> _The problem_
Which lines of the listing below contain the word "this"? Copy each of them.

> _Source information_
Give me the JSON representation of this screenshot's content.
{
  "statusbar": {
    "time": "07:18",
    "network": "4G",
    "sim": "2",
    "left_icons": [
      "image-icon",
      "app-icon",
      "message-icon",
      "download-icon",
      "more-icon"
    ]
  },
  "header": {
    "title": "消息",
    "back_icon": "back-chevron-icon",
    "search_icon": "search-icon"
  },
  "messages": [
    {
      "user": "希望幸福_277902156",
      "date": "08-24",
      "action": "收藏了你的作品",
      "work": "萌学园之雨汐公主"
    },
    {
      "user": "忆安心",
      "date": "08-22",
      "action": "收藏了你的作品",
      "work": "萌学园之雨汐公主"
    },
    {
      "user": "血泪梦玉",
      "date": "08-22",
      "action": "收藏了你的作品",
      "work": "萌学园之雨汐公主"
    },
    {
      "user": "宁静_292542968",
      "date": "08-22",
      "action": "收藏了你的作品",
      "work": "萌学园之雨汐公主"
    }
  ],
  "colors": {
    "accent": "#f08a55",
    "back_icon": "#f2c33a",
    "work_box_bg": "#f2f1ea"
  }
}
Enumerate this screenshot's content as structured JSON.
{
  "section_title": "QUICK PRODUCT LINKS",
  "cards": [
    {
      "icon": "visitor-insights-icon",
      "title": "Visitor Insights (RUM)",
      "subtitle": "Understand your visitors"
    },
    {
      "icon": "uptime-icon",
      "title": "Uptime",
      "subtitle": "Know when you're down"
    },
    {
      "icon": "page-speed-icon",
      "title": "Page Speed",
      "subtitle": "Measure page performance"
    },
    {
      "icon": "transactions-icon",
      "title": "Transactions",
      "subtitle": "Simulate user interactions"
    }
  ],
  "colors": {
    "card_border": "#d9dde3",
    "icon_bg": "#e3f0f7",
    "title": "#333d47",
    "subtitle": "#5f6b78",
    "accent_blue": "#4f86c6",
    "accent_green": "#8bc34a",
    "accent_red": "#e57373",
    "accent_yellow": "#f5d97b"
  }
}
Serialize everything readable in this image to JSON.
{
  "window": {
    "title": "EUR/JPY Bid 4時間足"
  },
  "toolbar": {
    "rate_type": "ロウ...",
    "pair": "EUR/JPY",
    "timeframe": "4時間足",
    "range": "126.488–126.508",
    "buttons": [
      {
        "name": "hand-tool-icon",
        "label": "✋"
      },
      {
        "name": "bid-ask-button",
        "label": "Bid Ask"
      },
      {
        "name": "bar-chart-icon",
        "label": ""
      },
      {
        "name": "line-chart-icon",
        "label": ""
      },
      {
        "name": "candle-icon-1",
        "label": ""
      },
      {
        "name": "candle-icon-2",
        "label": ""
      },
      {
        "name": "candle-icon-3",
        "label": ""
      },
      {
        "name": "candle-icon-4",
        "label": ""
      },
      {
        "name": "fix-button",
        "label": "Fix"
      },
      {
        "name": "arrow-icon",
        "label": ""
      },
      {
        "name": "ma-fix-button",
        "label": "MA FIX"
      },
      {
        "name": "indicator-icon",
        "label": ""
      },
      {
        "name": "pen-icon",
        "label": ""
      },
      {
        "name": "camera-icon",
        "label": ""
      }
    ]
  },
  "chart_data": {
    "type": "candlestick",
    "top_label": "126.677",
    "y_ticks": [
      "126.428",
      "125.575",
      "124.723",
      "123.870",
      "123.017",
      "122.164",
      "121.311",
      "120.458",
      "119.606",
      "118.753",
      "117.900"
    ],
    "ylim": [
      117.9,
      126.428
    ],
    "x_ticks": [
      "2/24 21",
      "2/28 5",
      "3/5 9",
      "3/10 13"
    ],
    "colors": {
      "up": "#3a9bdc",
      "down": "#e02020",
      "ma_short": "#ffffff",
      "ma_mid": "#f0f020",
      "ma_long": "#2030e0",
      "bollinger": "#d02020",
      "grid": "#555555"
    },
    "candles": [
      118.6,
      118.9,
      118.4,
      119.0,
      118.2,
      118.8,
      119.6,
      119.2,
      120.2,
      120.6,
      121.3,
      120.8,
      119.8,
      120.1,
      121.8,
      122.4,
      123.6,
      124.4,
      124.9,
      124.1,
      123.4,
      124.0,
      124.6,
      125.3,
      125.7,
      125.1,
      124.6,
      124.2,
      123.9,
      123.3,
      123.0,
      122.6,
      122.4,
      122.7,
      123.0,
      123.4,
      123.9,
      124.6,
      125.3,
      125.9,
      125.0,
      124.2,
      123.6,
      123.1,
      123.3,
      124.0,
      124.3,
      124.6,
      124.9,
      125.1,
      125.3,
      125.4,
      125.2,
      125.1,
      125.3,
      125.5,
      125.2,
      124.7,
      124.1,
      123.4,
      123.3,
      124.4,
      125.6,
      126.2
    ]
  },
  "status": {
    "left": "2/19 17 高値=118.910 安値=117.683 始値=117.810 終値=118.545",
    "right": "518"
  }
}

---

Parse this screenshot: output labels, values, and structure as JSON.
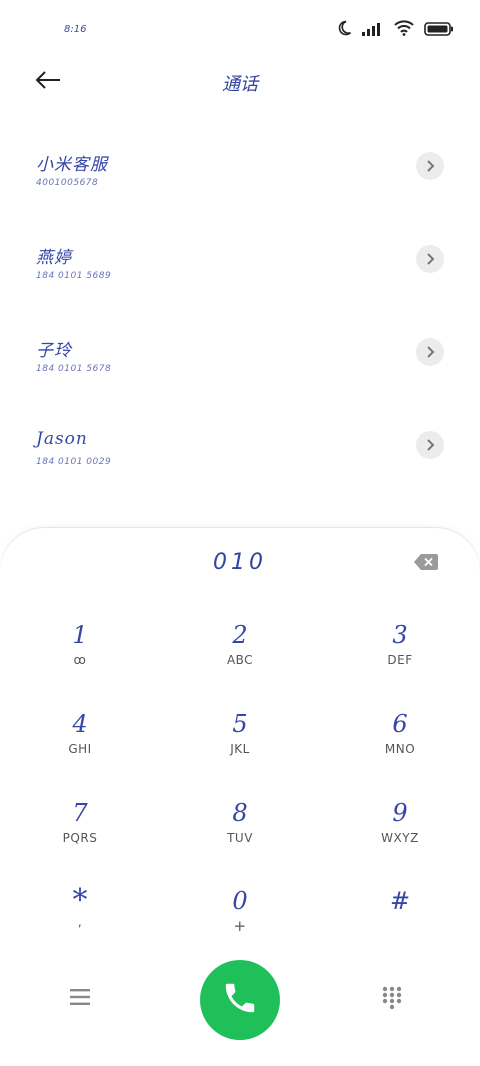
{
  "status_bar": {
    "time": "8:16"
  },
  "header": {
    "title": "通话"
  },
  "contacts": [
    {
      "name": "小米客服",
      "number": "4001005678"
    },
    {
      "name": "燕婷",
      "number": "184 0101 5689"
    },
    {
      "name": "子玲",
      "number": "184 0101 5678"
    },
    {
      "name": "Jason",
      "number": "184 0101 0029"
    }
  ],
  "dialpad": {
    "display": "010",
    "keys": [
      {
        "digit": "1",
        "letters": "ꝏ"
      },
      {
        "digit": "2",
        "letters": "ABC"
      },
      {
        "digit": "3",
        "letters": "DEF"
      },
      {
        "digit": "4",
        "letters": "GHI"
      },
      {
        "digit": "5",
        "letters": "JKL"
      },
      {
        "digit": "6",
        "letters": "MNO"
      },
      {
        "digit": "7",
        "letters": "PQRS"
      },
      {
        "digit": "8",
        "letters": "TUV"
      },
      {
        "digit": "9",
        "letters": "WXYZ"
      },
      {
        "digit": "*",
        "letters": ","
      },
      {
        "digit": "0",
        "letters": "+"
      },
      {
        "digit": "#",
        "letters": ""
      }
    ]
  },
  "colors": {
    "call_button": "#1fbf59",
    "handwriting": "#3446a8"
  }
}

> _Exercise solution_
Give me the JSON representation of this screenshot's content.
Enumerate this screenshot's content as structured JSON.
Serialize everything readable in this image to JSON.
Parse this screenshot: output labels, values, and structure as JSON.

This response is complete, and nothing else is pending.